A restriction of a homogeneous harmonic polynomial of degree in variables to the unit sphere of the Euclidean space , . In particular, when , the spherical harmonics are the classical spherical functions.

Let , , , . The basic property of spherical harmonics is the property of orthogonality: If and are spherical harmonics of degree and , respectively, with , then

The simplest spherical harmonics are the zonal spherical harmonics. For any and any , a zonal spherical harmonic exists which is constant on any parallel of the sphere that is orthogonal to the vector . The zonal spherical harmonics differ from the Legendre polynomials , when , or from the ultraspherical polynomials , when , only by a constant factor:

where the polynomials are defined, when , by the generating function

, , . The polynomials , are orthogonal with weight and form an orthogonal basis of the space . If is a function in with , then there is a unique set of spherical harmonics such that

where the series converges in the norm of .

Expansions in spherical harmonics are largely analogous to expansions in Fourier series, of which they are essentially a generalization.

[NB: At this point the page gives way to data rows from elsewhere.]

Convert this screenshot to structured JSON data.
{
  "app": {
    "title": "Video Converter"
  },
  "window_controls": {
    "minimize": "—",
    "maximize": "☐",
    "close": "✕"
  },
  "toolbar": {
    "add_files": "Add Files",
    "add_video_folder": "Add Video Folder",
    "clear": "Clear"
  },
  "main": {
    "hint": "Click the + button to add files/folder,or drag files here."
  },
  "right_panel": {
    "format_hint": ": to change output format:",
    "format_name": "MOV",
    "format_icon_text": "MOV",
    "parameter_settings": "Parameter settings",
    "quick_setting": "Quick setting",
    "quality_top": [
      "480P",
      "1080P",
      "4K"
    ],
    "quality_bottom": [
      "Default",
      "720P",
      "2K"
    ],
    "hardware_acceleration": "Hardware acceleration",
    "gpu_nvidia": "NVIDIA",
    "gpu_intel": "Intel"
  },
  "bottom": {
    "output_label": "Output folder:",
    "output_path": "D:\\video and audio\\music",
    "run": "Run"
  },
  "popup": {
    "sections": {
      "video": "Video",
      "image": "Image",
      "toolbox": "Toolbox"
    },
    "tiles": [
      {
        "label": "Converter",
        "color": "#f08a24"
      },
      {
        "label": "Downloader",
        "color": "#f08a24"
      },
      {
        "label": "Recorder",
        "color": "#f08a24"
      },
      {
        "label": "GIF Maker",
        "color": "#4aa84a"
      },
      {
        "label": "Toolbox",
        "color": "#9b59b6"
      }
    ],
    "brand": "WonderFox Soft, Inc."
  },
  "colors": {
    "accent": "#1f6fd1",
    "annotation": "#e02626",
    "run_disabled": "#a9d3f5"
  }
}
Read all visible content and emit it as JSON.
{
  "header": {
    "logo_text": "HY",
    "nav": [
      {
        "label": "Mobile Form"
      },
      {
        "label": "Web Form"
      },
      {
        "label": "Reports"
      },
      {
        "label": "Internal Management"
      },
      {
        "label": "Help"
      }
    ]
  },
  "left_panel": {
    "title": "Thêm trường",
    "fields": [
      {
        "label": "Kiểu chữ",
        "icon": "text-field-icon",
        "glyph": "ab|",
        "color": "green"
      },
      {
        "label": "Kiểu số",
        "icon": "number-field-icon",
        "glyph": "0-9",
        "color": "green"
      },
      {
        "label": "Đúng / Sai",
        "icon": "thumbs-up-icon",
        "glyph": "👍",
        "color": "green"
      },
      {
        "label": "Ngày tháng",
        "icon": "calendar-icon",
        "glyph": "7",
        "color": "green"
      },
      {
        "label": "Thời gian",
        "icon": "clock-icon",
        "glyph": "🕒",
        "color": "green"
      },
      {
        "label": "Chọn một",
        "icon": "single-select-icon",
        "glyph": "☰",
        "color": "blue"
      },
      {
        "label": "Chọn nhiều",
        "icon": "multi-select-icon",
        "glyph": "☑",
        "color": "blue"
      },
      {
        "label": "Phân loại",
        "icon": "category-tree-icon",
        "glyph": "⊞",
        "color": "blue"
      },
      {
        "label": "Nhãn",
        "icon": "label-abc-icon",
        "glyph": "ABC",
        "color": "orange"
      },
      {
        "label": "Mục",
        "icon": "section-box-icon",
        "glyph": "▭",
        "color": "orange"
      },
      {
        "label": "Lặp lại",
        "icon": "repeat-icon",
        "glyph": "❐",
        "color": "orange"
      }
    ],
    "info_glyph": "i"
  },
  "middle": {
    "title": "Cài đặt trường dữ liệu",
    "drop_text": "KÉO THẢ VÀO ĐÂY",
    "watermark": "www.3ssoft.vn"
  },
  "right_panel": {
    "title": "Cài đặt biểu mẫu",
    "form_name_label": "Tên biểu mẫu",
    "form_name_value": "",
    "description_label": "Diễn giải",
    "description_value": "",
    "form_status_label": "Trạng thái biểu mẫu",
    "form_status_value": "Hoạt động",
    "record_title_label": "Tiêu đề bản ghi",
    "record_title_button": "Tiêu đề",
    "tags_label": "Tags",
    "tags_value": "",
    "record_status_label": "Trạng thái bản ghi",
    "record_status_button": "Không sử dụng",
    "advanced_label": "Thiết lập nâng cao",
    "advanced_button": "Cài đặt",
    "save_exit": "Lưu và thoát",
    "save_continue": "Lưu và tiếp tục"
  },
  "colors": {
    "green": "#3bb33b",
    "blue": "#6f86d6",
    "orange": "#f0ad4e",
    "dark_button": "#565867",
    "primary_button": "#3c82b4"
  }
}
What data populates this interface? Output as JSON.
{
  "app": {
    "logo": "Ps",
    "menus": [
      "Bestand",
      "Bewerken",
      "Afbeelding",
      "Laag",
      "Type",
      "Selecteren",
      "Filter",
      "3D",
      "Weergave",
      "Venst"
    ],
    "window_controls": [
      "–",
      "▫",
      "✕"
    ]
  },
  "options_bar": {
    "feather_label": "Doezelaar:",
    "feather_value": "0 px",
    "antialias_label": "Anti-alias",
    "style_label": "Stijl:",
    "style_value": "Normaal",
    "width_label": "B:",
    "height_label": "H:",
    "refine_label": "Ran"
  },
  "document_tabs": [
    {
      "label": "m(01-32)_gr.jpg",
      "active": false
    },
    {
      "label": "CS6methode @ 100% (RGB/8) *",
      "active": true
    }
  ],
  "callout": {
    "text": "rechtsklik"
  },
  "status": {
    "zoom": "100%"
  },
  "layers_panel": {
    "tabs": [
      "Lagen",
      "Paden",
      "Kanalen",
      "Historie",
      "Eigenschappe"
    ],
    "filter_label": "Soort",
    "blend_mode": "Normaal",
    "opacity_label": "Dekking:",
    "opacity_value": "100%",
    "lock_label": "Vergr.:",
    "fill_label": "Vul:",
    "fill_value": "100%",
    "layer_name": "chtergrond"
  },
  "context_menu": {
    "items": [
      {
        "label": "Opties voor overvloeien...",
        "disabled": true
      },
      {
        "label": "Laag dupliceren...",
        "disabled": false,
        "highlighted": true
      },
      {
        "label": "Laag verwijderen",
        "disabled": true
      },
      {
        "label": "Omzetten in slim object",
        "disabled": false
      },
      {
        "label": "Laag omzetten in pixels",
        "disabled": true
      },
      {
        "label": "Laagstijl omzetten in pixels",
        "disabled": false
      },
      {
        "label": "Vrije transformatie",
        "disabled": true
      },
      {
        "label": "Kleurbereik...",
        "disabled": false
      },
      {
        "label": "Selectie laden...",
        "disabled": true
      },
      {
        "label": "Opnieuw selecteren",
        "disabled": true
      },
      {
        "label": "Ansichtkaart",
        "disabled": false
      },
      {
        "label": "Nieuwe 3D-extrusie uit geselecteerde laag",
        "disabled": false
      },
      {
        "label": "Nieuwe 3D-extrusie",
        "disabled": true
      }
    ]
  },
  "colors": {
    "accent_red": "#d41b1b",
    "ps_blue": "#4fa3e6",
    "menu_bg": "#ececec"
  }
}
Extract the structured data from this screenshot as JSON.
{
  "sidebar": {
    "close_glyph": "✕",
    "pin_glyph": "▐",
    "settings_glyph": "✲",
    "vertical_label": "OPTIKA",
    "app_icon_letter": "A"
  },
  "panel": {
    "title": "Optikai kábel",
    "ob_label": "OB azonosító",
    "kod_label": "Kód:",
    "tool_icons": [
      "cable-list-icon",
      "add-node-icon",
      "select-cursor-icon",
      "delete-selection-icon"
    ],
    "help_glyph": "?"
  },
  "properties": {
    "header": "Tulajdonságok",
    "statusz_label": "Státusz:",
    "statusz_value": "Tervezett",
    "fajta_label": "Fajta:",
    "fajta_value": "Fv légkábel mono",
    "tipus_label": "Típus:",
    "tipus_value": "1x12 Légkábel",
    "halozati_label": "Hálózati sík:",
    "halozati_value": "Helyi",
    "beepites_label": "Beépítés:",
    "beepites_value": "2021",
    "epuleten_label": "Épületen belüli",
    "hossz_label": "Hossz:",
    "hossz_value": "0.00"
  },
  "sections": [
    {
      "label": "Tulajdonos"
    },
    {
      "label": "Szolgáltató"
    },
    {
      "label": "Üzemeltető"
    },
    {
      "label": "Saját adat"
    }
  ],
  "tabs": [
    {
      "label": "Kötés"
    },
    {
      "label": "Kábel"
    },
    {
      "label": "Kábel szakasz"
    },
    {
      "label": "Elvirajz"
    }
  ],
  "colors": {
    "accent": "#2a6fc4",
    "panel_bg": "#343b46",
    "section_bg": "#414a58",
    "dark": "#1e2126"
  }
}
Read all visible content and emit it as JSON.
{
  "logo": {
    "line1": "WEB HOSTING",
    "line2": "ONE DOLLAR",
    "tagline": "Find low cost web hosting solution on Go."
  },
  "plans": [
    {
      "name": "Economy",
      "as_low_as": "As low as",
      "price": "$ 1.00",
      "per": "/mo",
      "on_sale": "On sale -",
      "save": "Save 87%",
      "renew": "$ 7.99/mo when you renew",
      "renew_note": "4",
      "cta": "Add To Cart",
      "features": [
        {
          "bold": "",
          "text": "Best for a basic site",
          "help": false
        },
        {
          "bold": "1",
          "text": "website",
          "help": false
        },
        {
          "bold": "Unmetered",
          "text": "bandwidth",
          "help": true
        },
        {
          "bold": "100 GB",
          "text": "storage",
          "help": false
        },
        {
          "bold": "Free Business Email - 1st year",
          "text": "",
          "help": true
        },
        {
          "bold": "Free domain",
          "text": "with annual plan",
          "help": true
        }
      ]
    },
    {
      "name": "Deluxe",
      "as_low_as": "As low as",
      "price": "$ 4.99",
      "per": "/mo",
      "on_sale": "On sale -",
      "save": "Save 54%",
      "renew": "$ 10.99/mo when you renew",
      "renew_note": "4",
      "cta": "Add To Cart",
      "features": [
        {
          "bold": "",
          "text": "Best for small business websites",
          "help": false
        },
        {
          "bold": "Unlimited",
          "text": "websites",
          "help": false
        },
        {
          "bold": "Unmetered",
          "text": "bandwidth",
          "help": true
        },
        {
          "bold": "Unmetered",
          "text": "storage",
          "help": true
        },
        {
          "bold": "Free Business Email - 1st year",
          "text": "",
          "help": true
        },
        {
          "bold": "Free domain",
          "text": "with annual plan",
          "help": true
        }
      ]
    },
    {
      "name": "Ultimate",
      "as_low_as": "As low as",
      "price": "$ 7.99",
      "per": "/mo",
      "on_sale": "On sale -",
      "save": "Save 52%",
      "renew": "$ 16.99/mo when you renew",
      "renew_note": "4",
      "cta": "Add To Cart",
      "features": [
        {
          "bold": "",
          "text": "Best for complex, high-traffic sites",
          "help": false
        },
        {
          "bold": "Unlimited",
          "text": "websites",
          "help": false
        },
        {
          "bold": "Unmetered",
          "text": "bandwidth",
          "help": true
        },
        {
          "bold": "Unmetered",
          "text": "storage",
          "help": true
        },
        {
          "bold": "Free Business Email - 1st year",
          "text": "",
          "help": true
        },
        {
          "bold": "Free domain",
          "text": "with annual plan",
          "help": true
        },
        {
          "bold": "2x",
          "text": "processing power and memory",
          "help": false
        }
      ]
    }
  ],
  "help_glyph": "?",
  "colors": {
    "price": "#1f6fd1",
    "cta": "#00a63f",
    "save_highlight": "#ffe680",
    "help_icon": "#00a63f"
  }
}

The homogeneous harmonic polynomials are sometimes called spatial spherical harmonics. By virtue of the homogeneity

spherical harmonics are sometimes also called surface spherical harmonics.


[1] P.M. Morse, H. Feshbach, "Methods of theoretical physics" , 1–2 , McGraw-Hill (1953)
[2] E.M. Stein, G. Weiss, "Introduction to Fourier analysis on Euclidean spaces" , Princeton Univ. Press (1971)



[a1] I.M. Gel'fand, R.A. Minlos, Z.Ya. Shapiro, "Representations of the rotation group and the Lorentz group, and their applications" , Macmillan (1963) (Translated from Russian)
[a2] N.Ya. Vilenkin, "Special functions and the theory of group representations" , Amer. Math. Soc. (1968) (Translated from Russian)
[a3] N.Ya. Vilenkin, A.U. Klimyk, "Special functions, group representations, and integral transforms" , 1 , Kluwer (1991) (Translated from Russian)
How to Cite This Entry:
Spherical harmonics. Encyclopedia of Mathematics. URL:
This article was adapted from an original article by E.D. Solomentsev (originator), which appeared in Encyclopedia of Mathematics - ISBN 1402006098. See original article